GSW honors President Jimmy Carter
Published 2:44 pm Monday, September 25, 2017
By Beth Alston
AMERICUS — In a special ceremony Friday, Georgia Southwestern State University (GSW) honored former President Jimmy Carter, who attended GSW in 1941-42.
On Feb. 13, 1942, four freshmen identified as possessing strong leadership skills etched their names in the wet cement of the newly constructed driveway of the Wheatley Building: Bill Davis (DeSoto), John McCrea (Atlanta), Bob Logan (Quitman) and Jimmy Carter (Plains). Jimmy Carter would later become the 76th Governor of Georgia and the 39th President of the United States. In 2014, the cement etching was removed from the driveway to preserve it for future generations of GSW students. GSW dedicated its new signature landmark — the “Presidential Plaza” — located at the main entrance to campus on Friday.
In his welcoming remarks, new GSW president, Neal Weaver, Ph.D., referred to Carter as a student “who would become a husband, father, naval lieutenant, Governor of the great state of Georgia, the 39th president of the United States President and a Nobel Peace Prize winner.
“We are honored to have former President Jimmy Carter and Mrs. Rosalynn Carter with us today. As you all know they have made service their life’s work with organizations like The Carter Center and the Rosalynn Carter Institute for Caregiving which … we’re proud to host every single day … ”
Weaver introduced other special guests, family members of former GSW President Peyton Jacob, who served the institution from 1934-1948. They are James and Margaret Fite, Jacob’s granddaughter; her son, Mark Fite and his son, Peyton James Fite, named for his great-great-grandfather.
Jimmy Carter, as featured speaker, recalled his old college friends whose names are etched in concrete alongside his at the entrance to Georgia Southwestern State University (GSW). He said he used to date the sister of Bob Logan, from Quitman. He also said he thought the reason he was chosen to write his name was because he was the laboratory assistant for a professor at that time who taught physics, chemistry and astronomy. While the professor drilled cadets weekly, Carter taught the home economics class in his absence, a class of all girls. Carter, using his signature wit, said he really enjoyed teaching that class.
“Georgia Southwestern wasn’t my only destination at that time,” Carter said. “I’d wanted to go the Naval Academy since I had been, five or six years old,” He said he always wanted to be a naval officer.
In his second year at GSW he was appointed to Annapolis, a year in advance. He figured he’d go to Georgia Tech and get a little more advanced mathematics. He attended Tech for a year and then went on to the Naval Academy. Later he went to Union College in New York, for graduate work in nuclear physics.
“I’ve always had a very close attachment to Georgia Southwestern College,” he said. “It meant lot to me.”
One of things Carter did when got the Nobel Peace Prize was to donate “a good portion of it” to GSW, “because I felt like that was the basis for my education in general, not only in physics, chemistry and mathematics, but also in how to just along with folks.”

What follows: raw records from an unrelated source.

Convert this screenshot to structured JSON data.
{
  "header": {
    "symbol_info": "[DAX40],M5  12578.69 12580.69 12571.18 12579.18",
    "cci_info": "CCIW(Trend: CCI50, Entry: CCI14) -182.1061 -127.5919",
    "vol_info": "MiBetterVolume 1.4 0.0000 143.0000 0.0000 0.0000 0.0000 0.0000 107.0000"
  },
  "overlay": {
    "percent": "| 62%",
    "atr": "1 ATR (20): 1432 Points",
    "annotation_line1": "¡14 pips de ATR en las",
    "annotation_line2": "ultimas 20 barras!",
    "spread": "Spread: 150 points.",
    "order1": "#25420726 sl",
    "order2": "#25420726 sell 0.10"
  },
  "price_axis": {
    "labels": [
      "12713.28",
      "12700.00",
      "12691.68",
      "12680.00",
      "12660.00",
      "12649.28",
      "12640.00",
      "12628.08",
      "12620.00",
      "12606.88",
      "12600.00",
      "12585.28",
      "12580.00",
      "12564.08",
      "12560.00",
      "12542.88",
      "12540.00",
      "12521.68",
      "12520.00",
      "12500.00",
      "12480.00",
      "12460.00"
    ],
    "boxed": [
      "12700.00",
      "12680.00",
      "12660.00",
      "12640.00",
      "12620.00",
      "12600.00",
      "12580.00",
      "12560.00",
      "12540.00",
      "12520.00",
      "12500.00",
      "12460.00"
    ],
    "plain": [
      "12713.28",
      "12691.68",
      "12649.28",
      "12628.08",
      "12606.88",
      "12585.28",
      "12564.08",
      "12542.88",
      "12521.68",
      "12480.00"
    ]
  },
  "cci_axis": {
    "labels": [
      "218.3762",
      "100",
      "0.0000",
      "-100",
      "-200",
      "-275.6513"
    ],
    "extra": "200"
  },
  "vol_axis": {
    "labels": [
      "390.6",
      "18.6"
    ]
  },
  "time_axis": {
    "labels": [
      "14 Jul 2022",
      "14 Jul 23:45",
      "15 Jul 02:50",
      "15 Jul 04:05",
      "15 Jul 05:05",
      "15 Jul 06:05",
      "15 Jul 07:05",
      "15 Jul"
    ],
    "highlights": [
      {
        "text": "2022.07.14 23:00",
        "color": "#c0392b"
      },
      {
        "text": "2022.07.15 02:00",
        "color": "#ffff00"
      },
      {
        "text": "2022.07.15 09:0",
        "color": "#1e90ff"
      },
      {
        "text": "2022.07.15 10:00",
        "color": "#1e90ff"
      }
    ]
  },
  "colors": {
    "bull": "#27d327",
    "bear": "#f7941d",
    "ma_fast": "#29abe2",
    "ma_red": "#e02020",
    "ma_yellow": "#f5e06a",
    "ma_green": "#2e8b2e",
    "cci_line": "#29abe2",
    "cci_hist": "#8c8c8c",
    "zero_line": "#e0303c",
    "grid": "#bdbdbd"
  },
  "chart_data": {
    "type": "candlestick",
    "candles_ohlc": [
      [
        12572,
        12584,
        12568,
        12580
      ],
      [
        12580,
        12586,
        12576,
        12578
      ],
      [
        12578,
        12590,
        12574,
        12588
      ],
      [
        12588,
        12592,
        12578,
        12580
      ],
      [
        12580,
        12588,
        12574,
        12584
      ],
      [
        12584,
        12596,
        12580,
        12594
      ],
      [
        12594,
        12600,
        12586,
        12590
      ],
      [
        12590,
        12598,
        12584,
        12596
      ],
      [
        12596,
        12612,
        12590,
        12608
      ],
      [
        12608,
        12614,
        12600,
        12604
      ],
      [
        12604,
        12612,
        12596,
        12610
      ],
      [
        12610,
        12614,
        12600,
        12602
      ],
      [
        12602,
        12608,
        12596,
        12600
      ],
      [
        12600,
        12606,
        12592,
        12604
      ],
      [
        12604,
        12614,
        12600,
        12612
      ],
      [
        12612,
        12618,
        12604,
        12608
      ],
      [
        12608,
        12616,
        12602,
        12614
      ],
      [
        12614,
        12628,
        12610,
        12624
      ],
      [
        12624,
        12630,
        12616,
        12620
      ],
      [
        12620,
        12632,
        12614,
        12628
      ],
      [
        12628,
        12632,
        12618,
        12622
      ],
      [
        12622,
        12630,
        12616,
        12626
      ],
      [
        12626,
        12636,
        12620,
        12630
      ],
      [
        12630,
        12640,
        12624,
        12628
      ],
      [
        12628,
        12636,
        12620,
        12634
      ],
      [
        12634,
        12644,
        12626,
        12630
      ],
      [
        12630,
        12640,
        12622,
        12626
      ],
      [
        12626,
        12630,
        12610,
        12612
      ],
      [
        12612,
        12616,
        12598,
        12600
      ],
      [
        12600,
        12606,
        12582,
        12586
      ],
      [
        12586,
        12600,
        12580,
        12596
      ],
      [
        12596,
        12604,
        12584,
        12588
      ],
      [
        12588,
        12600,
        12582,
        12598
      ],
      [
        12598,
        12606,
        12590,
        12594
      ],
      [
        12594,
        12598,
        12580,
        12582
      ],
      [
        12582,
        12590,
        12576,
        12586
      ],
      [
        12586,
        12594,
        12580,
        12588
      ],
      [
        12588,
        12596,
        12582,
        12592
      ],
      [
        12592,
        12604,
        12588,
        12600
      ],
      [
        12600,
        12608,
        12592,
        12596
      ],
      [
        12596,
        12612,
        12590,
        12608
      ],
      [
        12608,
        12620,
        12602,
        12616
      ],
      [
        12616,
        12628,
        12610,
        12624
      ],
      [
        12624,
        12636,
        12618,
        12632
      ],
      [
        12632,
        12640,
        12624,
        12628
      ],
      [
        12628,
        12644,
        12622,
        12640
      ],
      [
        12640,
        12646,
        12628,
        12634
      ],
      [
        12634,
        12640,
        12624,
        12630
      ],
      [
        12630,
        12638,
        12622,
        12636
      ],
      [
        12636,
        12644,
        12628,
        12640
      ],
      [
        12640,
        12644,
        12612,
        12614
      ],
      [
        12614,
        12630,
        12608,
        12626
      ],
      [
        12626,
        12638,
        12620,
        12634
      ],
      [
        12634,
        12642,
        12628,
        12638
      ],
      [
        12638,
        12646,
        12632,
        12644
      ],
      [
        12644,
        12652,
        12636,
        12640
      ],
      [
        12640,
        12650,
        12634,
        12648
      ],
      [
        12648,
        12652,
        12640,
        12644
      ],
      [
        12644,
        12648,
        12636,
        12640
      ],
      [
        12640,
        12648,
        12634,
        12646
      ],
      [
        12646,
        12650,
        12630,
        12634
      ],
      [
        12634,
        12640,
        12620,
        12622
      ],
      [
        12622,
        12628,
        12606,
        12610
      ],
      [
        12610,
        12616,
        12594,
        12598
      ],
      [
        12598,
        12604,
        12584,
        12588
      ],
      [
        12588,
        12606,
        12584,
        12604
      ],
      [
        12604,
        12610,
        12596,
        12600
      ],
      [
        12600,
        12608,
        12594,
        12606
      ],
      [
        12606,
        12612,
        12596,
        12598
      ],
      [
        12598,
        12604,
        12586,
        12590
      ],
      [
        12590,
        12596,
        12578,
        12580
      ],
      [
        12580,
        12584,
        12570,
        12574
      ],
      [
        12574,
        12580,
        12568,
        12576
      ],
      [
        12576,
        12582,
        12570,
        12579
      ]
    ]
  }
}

The former U.S. president recalled that his days at GSW were during segregation, and having grown up in the Archery community, just outside Plains where all his neighbors were African-American, “I had seen the downside of racial segregation. That, plus my experience here at Georgia Southwestern and the leadership of Dr. Peyton Jacobs is what made me become a champion of human rights.”
While in the White House, Carter said he had two ambitions: to keep this country at peace and to be a champion of human rights. “While I was there, we never launched a missile, or dropped a bomb or fired a bullet … I hope we can return to that in the future,” he said.
“I’m very grateful for everything that Georgia Southwestern has done,” he said, recalling that when he first got to the State Senate, before he was governor, his only request was to be on the education committee. He said it was a new Senate, having been inaugurated in 1963, after he was elected in 1962. He asked to be on the university subcommittee, which he chaired. His number one goal in his first two years in the Georgia Senate, he related, was to get a four-year college in Americus, being that Auburn University was the nearest one at that time.
He said that Bo Callaway was serving on the Board of Regents at that time and was going to make the decision while he was chair on a selection committee on which school would become a four-year college. Carter said Callaway wanted Columbus College to be the first, but then-Governor Carl Sanders, an Augusta native, wanted a dental school in Augusta.
“I had the bill in my pocket,” recalled Carter, “and when Sanders would come to me and say ‘I want you to help me get a dental school in Augusta,’ I would say, ‘Governor, I’m fully in favor of it, but I want a four-year college in Americus, Georgia.’ He said, ‘Well, Bo Callaway wants one in Columbus.’ So, we had a struggle for a number of months and finally I prevailed … and it’s now become a university, with the fullest curriculum you could want in this area, with a wonderful legacy of … continued progress. For that I’m very proud, and that I was able to help a little bit financially with my Nobel Prize money … and I’m particularly glad that I inherited a wife that also attended Georgia Southwestern College.”
The Carters have been married for over 71 years.